[Data about app and page elements]
■ ■ ■

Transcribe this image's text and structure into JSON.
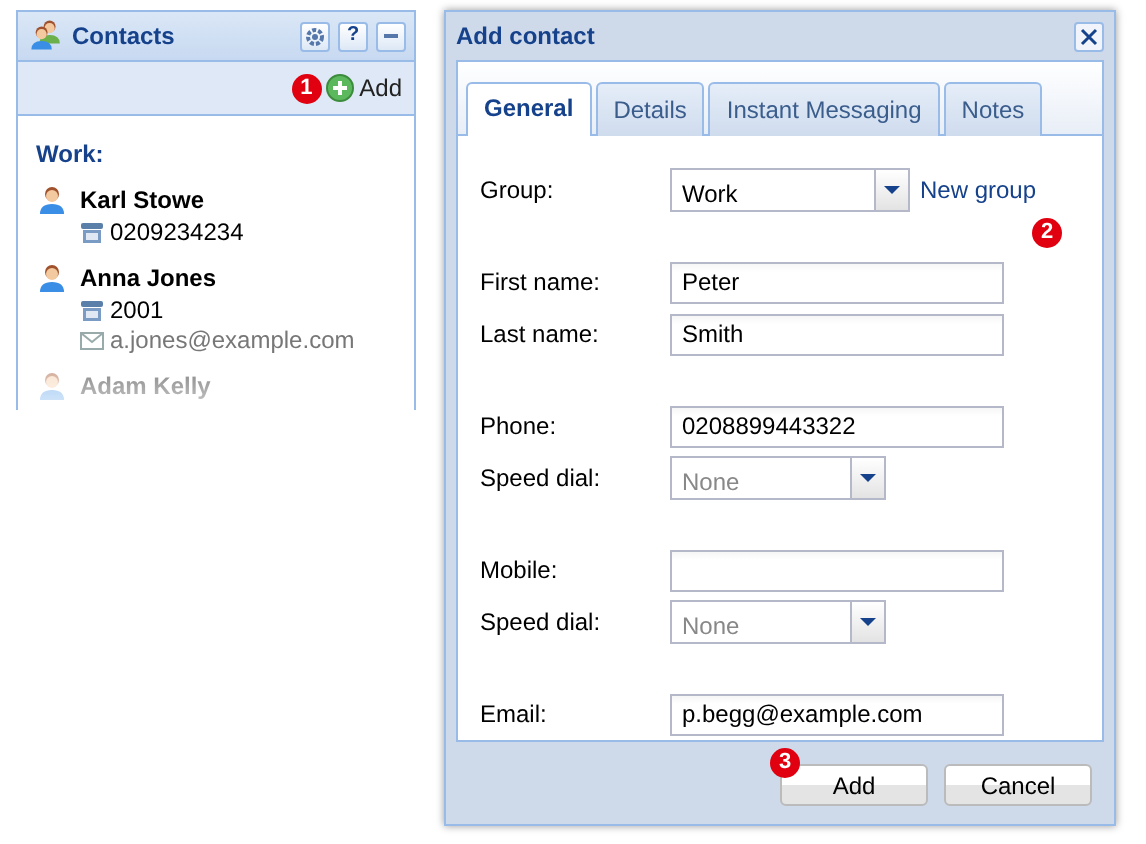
{
  "contacts_panel": {
    "title": "Contacts",
    "tool_buttons": [
      {
        "kind": "gear"
      },
      {
        "kind": "help",
        "label": "?"
      },
      {
        "kind": "minimize"
      }
    ],
    "callout": "1",
    "add_label": "Add",
    "group": "Work:",
    "contacts": [
      {
        "name": "Karl Stowe",
        "faded": false,
        "details": [
          {
            "kind": "phone",
            "text": "0209234234"
          }
        ]
      },
      {
        "name": "Anna Jones",
        "faded": false,
        "details": [
          {
            "kind": "phone",
            "text": "2001"
          },
          {
            "kind": "email",
            "text": "a.jones@example.com"
          }
        ]
      },
      {
        "name": "Adam Kelly",
        "faded": true
      }
    ]
  },
  "dialog": {
    "title": "Add contact",
    "tabs": [
      {
        "label": "General",
        "selected": true
      },
      {
        "label": "Details",
        "selected": false
      },
      {
        "label": "Instant Messaging",
        "selected": false
      },
      {
        "label": "Notes",
        "selected": false
      }
    ],
    "callout": "2",
    "sections": [
      [
        {
          "kind": "select",
          "label": "Group:",
          "value": "Work",
          "disabled": false,
          "link": "New group"
        }
      ],
      [
        {
          "kind": "text",
          "label": "First name:",
          "value": "Peter"
        },
        {
          "kind": "text",
          "label": "Last name:",
          "value": "Smith"
        }
      ],
      [
        {
          "kind": "text",
          "label": "Phone:",
          "value": "0208899443322"
        },
        {
          "kind": "select",
          "label": "Speed dial:",
          "value": "None",
          "disabled": true
        }
      ],
      [
        {
          "kind": "text",
          "label": "Mobile:"
        },
        {
          "kind": "select",
          "label": "Speed dial:",
          "value": "None",
          "disabled": true
        }
      ],
      [
        {
          "kind": "text",
          "label": "Email:",
          "value": "p.begg@example.com"
        }
      ]
    ],
    "buttons": [
      {
        "label": "Add",
        "callout": "3"
      },
      {
        "label": "Cancel"
      }
    ]
  }
}
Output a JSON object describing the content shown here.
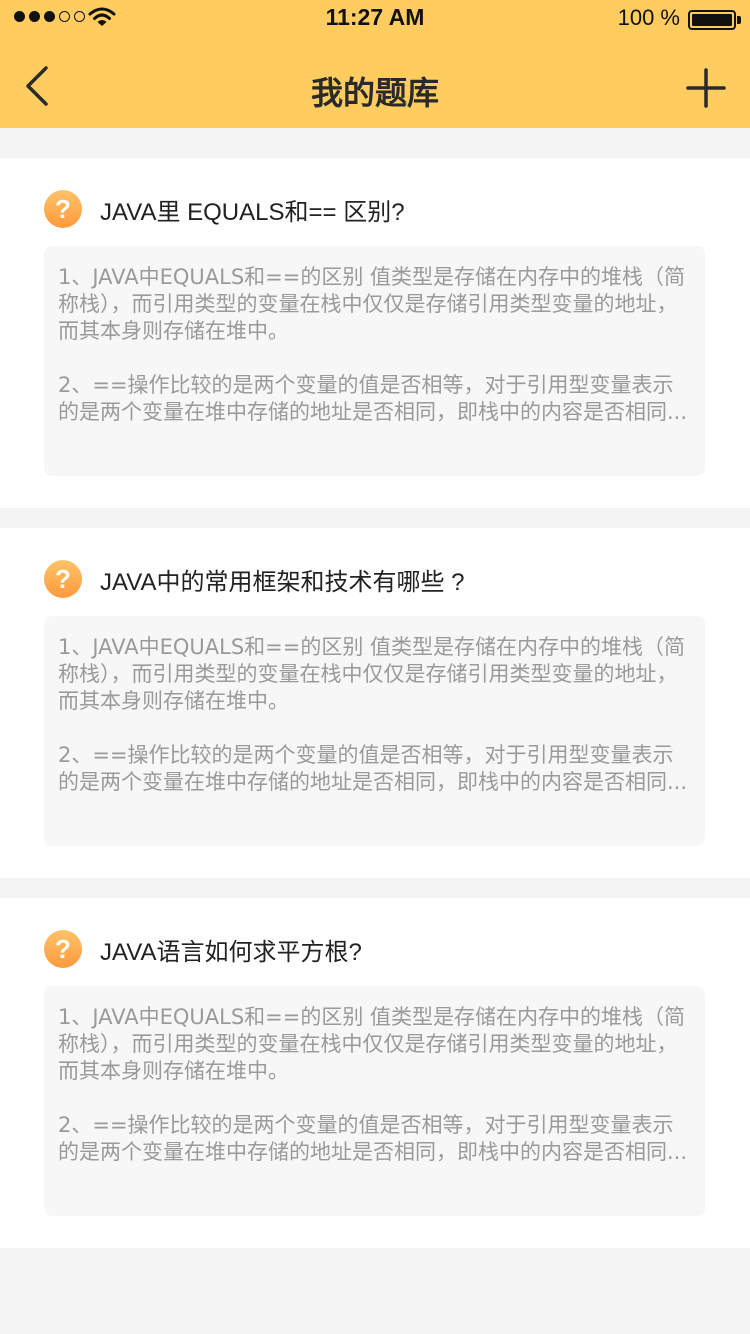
{
  "status_bar": {
    "time": "11:27 AM",
    "battery": "100 %",
    "icons": [
      "signal-icon",
      "wifi-icon",
      "battery-icon"
    ]
  },
  "nav": {
    "title": "我的题库",
    "back_icon": "chevron-left-icon",
    "add_icon": "plus-icon"
  },
  "colors": {
    "header": "#ffcc5f",
    "question_icon": "#ffa94a",
    "answer_text": "#9a9a9a",
    "background": "#f4f4f4"
  },
  "questions": [
    {
      "icon": "?",
      "title": "JAVA里 EQUALS和== 区别?",
      "answer_p1": "1、JAVA中EQUALS和==的区别 值类型是存储在内存中的堆栈（简称栈），而引用类型的变量在栈中仅仅是存储引用类型变量的地址，而其本身则存储在堆中。",
      "answer_p2": "2、==操作比较的是两个变量的值是否相等，对于引用型变量表示的是两个变量在堆中存储的地址是否相同，即栈中的内容是否相同..."
    },
    {
      "icon": "?",
      "title": "JAVA中的常用框架和技术有哪些 ?",
      "answer_p1": "1、JAVA中EQUALS和==的区别 值类型是存储在内存中的堆栈（简称栈），而引用类型的变量在栈中仅仅是存储引用类型变量的地址，而其本身则存储在堆中。",
      "answer_p2": "2、==操作比较的是两个变量的值是否相等，对于引用型变量表示的是两个变量在堆中存储的地址是否相同，即栈中的内容是否相同..."
    },
    {
      "icon": "?",
      "title": "JAVA语言如何求平方根?",
      "answer_p1": "1、JAVA中EQUALS和==的区别 值类型是存储在内存中的堆栈（简称栈），而引用类型的变量在栈中仅仅是存储引用类型变量的地址，而其本身则存储在堆中。",
      "answer_p2": "2、==操作比较的是两个变量的值是否相等，对于引用型变量表示的是两个变量在堆中存储的地址是否相同，即栈中的内容是否相同..."
    }
  ]
}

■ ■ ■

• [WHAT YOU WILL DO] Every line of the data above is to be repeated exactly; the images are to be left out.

• [YOUR SOLUTION]
Transcribe this image's text and structure into JSON.
{
  "contacts_panel": {
    "title": "Contacts",
    "tool_buttons": [
      {
        "kind": "gear"
      },
      {
        "kind": "help",
        "label": "?"
      },
      {
        "kind": "minimize"
      }
    ],
    "callout": "1",
    "add_label": "Add",
    "group": "Work:",
    "contacts": [
      {
        "name": "Karl Stowe",
        "faded": false,
        "details": [
          {
            "kind": "phone",
            "text": "0209234234"
          }
        ]
      },
      {
        "name": "Anna Jones",
        "faded": false,
        "details": [
          {
            "kind": "phone",
            "text": "2001"
          },
          {
            "kind": "email",
            "text": "a.jones@example.com"
          }
        ]
      },
      {
        "name": "Adam Kelly",
        "faded": true
      }
    ]
  },
  "dialog": {
    "title": "Add contact",
    "tabs": [
      {
        "label": "General",
        "selected": true
      },
      {
        "label": "Details",
        "selected": false
      },
      {
        "label": "Instant Messaging",
        "selected": false
      },
      {
        "label": "Notes",
        "selected": false
      }
    ],
    "callout": "2",
    "sections": [
      [
        {
          "kind": "select",
          "label": "Group:",
          "value": "Work",
          "disabled": false,
          "link": "New group"
        }
      ],
      [
        {
          "kind": "text",
          "label": "First name:",
          "value": "Peter"
        },
        {
          "kind": "text",
          "label": "Last name:",
          "value": "Smith"
        }
      ],
      [
        {
          "kind": "text",
          "label": "Phone:",
          "value": "0208899443322"
        },
        {
          "kind": "select",
          "label": "Speed dial:",
          "value": "None",
          "disabled": true
        }
      ],
      [
        {
          "kind": "text",
          "label": "Mobile:"
        },
        {
          "kind": "select",
          "label": "Speed dial:",
          "value": "None",
          "disabled": true
        }
      ],
      [
        {
          "kind": "text",
          "label": "Email:",
          "value": "p.begg@example.com"
        }
      ]
    ],
    "buttons": [
      {
        "label": "Add",
        "callout": "3"
      },
      {
        "label": "Cancel"
      }
    ]
  }
}
Output a JSON object describing the content shown here.
{
  "status_bar": {
    "time": "11:27 AM",
    "battery": "100 %",
    "icons": [
      "signal-icon",
      "wifi-icon",
      "battery-icon"
    ]
  },
  "nav": {
    "title": "我的题库",
    "back_icon": "chevron-left-icon",
    "add_icon": "plus-icon"
  },
  "colors": {
    "header": "#ffcc5f",
    "question_icon": "#ffa94a",
    "answer_text": "#9a9a9a",
    "background": "#f4f4f4"
  },
  "questions": [
    {
      "icon": "?",
      "title": "JAVA里 EQUALS和== 区别?",
      "answer_p1": "1、JAVA中EQUALS和==的区别 值类型是存储在内存中的堆栈（简称栈），而引用类型的变量在栈中仅仅是存储引用类型变量的地址，而其本身则存储在堆中。",
      "answer_p2": "2、==操作比较的是两个变量的值是否相等，对于引用型变量表示的是两个变量在堆中存储的地址是否相同，即栈中的内容是否相同..."
    },
    {
      "icon": "?",
      "title": "JAVA中的常用框架和技术有哪些 ?",
      "answer_p1": "1、JAVA中EQUALS和==的区别 值类型是存储在内存中的堆栈（简称栈），而引用类型的变量在栈中仅仅是存储引用类型变量的地址，而其本身则存储在堆中。",
      "answer_p2": "2、==操作比较的是两个变量的值是否相等，对于引用型变量表示的是两个变量在堆中存储的地址是否相同，即栈中的内容是否相同..."
    },
    {
      "icon": "?",
      "title": "JAVA语言如何求平方根?",
      "answer_p1": "1、JAVA中EQUALS和==的区别 值类型是存储在内存中的堆栈（简称栈），而引用类型的变量在栈中仅仅是存储引用类型变量的地址，而其本身则存储在堆中。",
      "answer_p2": "2、==操作比较的是两个变量的值是否相等，对于引用型变量表示的是两个变量在堆中存储的地址是否相同，即栈中的内容是否相同..."
    }
  ]
}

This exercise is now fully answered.